Copy every line of the listing that holds the string "effect".

◆ **Data for review**:
● ● ● ●

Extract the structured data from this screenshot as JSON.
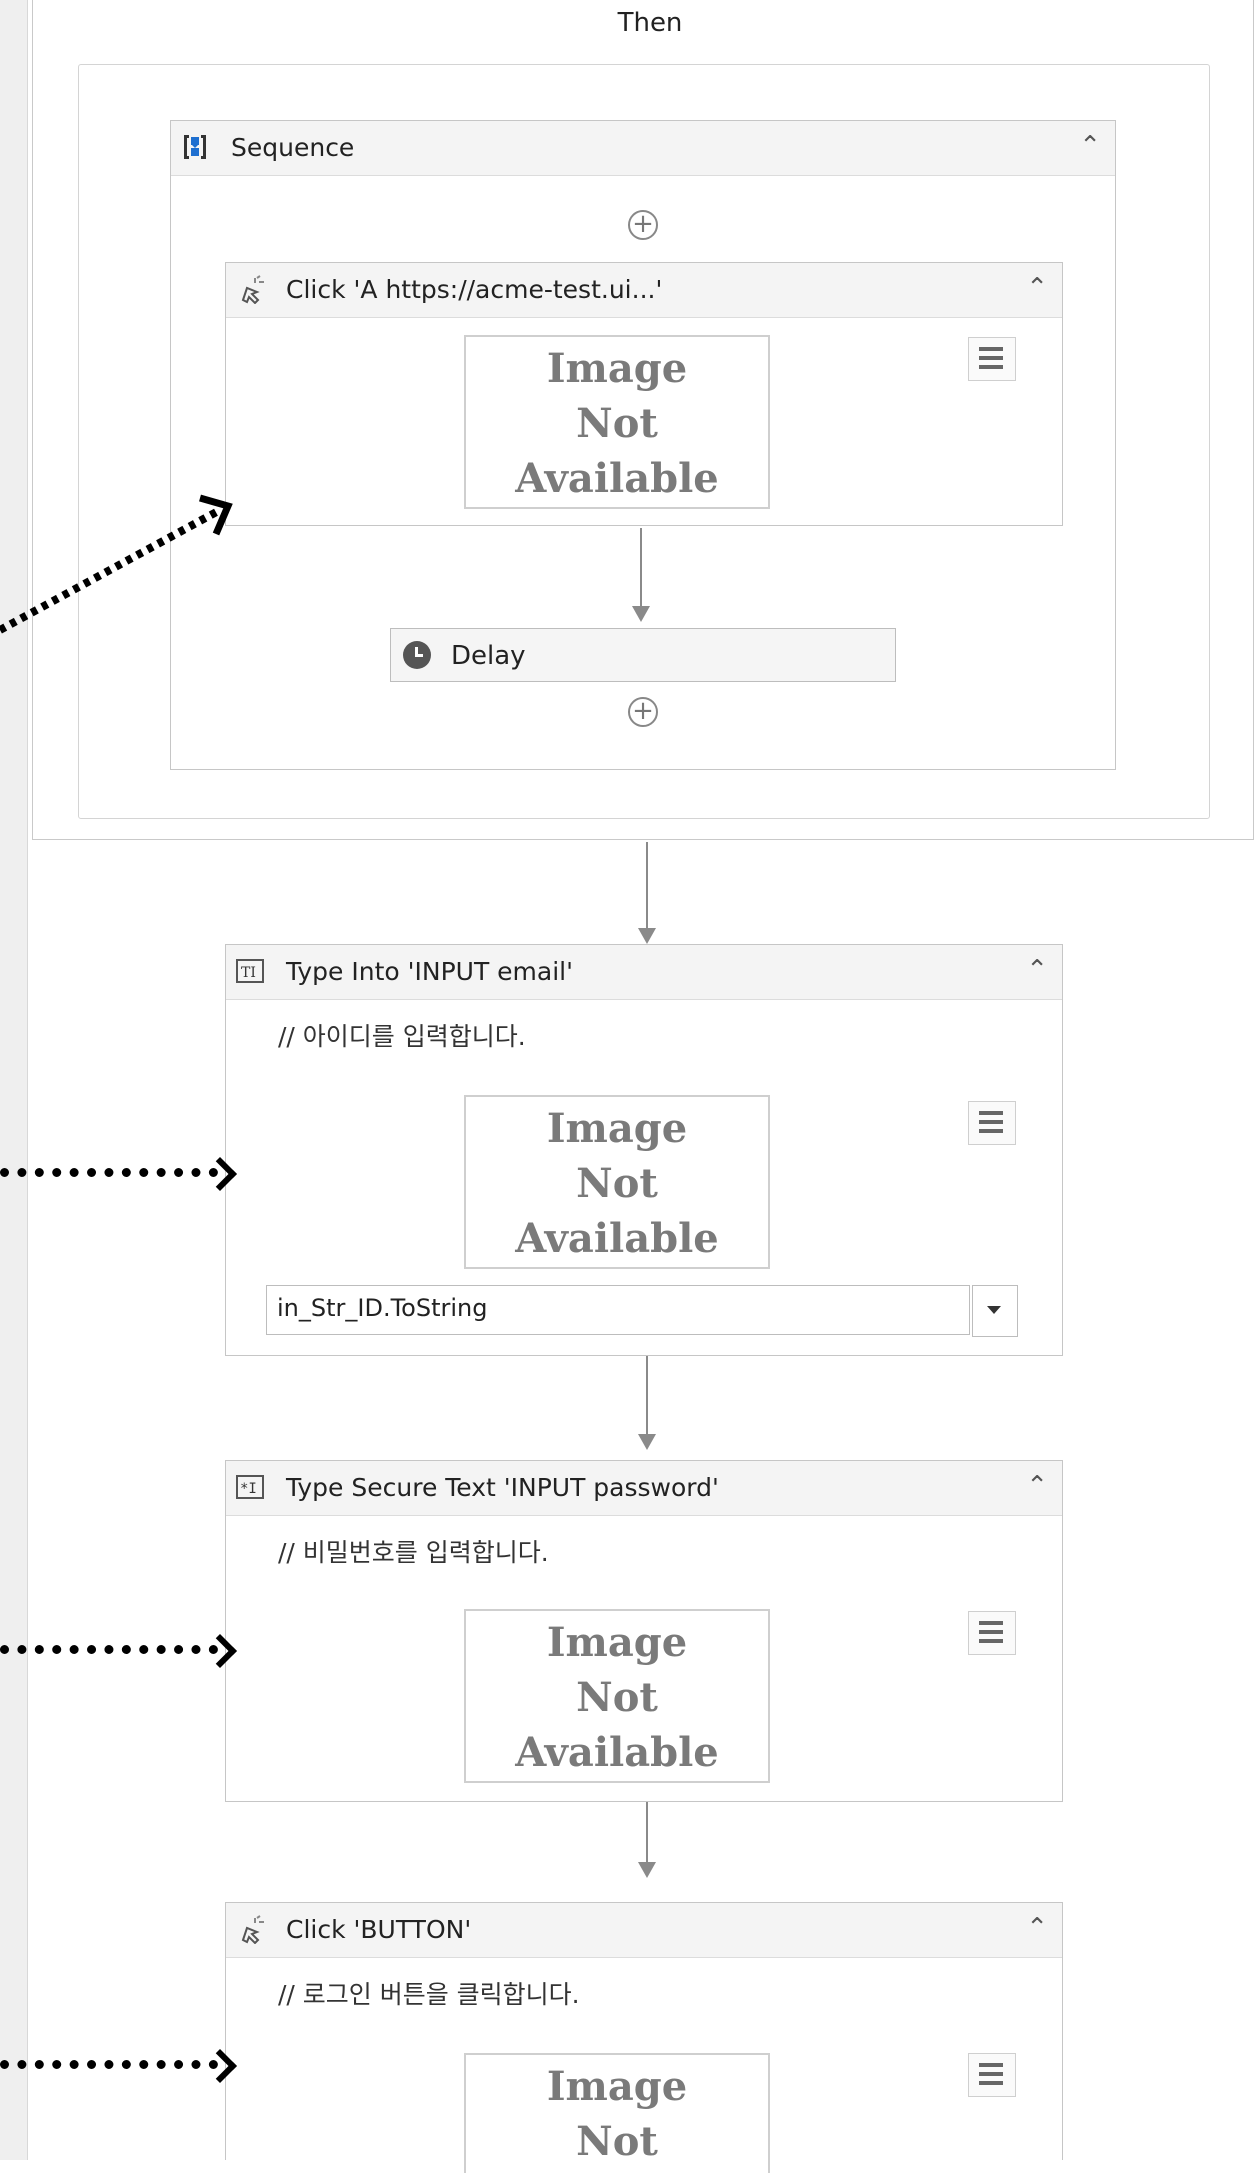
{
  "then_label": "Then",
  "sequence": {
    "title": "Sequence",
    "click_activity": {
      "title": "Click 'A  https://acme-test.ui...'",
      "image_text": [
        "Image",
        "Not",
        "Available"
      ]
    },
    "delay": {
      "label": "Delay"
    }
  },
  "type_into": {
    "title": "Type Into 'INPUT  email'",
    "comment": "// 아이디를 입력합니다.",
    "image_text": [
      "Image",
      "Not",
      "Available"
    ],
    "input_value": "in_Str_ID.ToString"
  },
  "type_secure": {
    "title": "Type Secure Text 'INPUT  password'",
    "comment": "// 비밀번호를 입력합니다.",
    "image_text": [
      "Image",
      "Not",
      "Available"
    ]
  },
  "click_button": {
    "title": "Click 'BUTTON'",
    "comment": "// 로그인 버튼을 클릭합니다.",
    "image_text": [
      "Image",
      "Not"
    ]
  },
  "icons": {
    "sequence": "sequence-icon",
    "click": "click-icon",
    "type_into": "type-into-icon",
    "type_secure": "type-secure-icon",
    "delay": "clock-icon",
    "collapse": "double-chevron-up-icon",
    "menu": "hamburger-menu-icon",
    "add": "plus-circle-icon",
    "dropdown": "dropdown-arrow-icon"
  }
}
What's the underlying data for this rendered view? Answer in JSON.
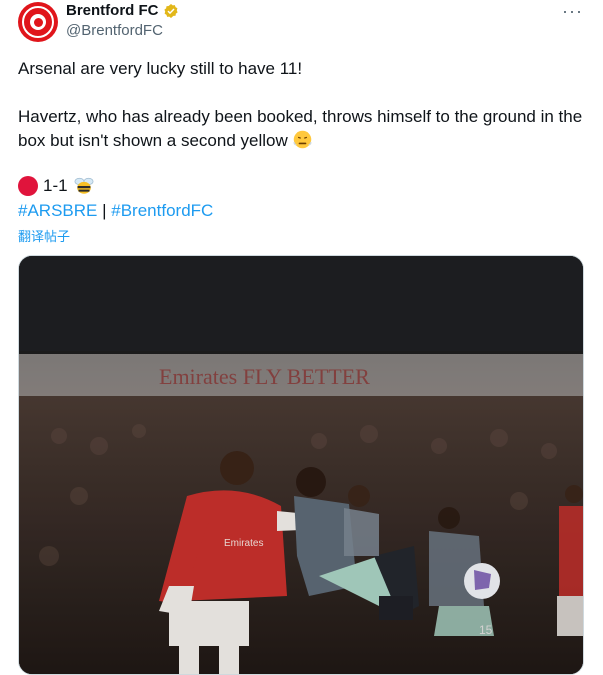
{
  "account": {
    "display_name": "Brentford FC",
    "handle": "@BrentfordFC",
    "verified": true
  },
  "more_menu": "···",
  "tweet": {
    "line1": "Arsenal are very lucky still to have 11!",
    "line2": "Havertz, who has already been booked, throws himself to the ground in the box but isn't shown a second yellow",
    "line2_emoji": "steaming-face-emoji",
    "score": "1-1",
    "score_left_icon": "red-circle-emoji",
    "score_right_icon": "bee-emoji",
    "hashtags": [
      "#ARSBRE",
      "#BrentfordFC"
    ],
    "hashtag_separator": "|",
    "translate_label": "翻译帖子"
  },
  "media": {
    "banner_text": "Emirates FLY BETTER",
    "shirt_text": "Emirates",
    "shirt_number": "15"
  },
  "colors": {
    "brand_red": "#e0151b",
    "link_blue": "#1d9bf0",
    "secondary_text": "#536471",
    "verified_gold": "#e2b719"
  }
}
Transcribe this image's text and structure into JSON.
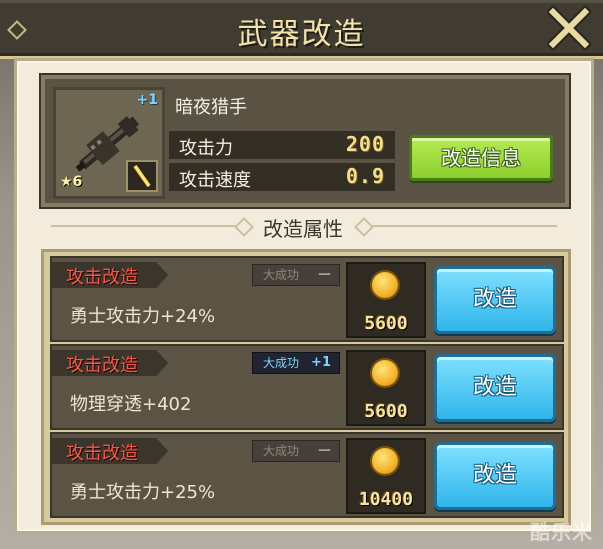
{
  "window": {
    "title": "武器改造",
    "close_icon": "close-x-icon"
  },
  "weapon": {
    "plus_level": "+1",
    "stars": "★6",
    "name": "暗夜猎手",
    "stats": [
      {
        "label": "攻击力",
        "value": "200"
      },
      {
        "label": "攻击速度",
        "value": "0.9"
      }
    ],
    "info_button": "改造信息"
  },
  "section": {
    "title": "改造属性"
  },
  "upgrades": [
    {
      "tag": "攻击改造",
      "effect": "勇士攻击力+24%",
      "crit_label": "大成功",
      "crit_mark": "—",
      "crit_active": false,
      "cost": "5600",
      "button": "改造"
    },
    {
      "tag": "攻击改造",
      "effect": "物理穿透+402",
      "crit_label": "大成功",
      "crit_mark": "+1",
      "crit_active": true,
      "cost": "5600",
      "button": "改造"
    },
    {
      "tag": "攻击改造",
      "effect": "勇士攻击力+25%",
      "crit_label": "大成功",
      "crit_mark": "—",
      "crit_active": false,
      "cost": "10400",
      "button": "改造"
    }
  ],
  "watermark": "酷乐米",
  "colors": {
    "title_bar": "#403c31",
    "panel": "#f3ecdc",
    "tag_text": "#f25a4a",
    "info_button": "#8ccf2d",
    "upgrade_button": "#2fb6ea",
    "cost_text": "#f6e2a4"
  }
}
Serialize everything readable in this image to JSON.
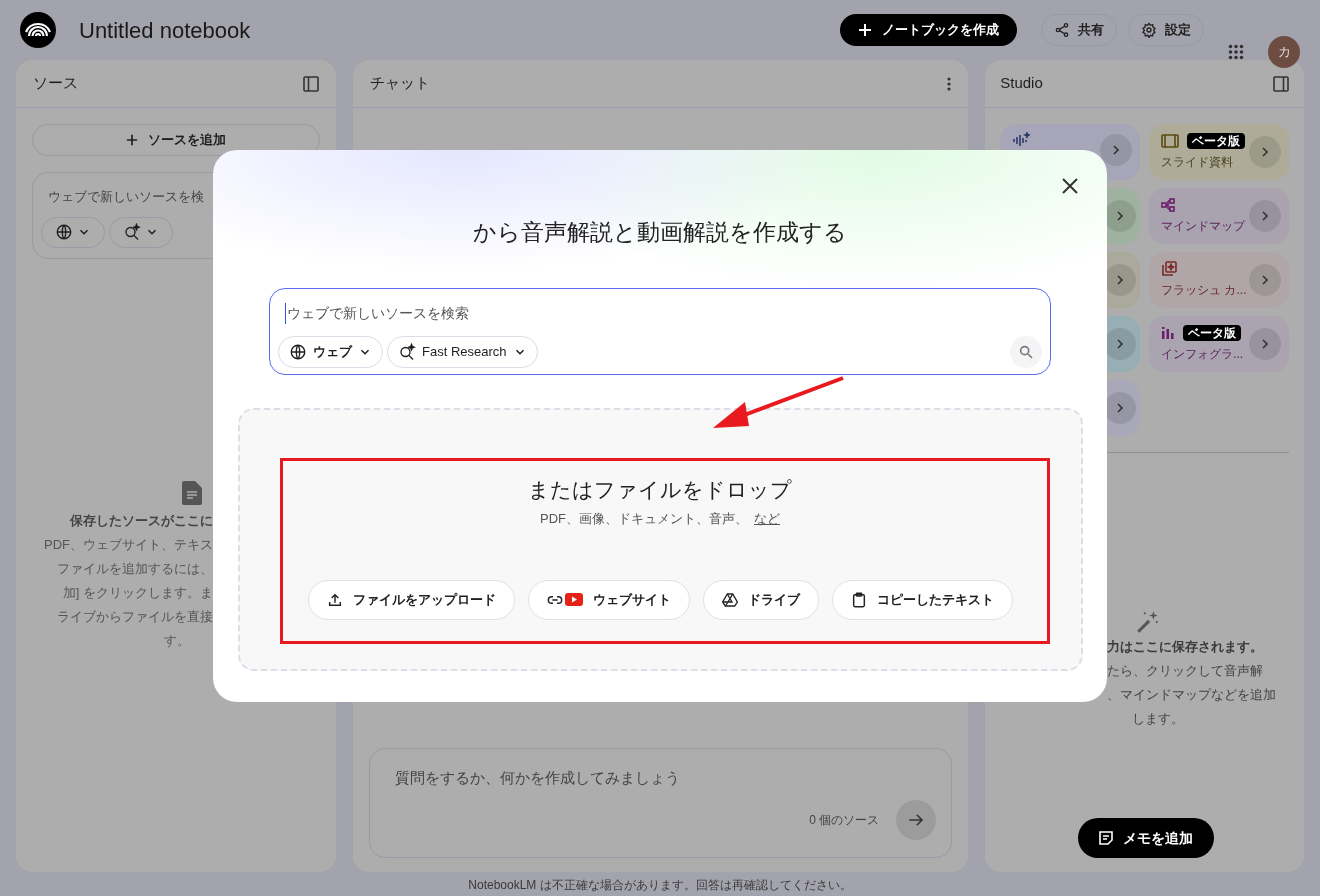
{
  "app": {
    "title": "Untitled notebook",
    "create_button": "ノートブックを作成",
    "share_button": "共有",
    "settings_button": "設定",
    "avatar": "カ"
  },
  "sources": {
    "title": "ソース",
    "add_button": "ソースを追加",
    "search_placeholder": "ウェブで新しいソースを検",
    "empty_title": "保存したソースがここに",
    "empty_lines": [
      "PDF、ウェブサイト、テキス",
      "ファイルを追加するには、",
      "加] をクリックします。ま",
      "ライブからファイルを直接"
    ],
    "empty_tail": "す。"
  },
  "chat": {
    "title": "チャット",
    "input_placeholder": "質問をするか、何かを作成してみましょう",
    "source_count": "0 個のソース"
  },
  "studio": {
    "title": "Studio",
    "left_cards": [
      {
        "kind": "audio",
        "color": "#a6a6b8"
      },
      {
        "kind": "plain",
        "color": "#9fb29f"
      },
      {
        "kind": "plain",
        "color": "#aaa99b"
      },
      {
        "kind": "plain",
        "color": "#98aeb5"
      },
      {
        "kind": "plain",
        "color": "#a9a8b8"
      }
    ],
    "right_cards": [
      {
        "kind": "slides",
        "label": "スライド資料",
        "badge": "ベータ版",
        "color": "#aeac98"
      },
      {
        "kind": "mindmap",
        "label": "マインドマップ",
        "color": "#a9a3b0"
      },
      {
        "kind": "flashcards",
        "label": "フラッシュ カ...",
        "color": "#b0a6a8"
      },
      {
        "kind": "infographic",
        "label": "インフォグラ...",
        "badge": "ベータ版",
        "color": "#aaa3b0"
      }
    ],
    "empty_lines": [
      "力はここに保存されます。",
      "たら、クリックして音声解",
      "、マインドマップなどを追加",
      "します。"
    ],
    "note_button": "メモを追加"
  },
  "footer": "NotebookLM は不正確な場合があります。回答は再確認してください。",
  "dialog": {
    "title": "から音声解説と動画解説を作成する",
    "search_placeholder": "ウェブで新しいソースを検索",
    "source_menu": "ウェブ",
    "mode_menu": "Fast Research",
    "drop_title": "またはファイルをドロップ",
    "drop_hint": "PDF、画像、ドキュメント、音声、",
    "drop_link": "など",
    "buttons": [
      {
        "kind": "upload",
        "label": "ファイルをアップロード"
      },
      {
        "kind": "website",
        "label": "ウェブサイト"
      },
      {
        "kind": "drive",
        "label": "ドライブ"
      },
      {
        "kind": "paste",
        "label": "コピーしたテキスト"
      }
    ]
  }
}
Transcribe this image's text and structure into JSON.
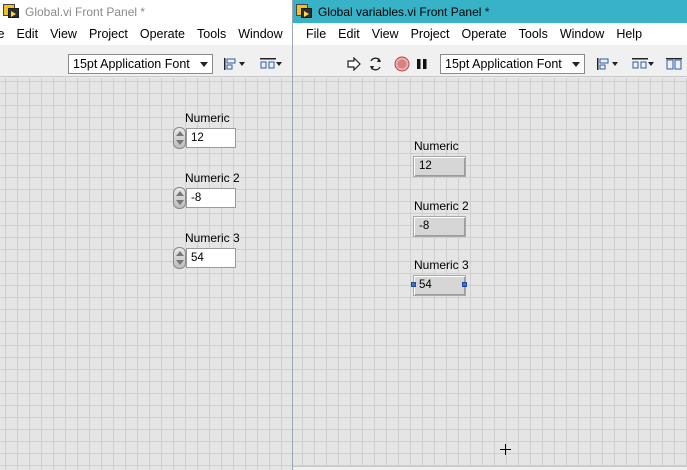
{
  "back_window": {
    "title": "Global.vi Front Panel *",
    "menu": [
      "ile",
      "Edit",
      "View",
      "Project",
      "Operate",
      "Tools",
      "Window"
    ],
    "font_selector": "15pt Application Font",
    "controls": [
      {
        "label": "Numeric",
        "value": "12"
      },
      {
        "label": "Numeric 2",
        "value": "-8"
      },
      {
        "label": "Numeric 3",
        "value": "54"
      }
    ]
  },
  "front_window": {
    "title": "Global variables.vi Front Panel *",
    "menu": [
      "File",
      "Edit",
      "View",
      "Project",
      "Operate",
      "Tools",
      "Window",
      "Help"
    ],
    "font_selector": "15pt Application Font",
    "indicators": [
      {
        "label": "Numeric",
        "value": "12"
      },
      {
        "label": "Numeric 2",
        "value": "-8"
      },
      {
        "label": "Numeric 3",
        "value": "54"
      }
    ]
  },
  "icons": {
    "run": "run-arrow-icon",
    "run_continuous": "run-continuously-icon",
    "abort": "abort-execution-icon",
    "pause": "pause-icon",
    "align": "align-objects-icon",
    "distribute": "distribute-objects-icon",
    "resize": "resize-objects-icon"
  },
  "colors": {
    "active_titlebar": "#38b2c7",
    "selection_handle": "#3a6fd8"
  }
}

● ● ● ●

◆ **Written response**:
      "effect": "勇士攻击力+24%",
      "effect": "物理穿透+402",
      "effect": "勇士攻击力+25%",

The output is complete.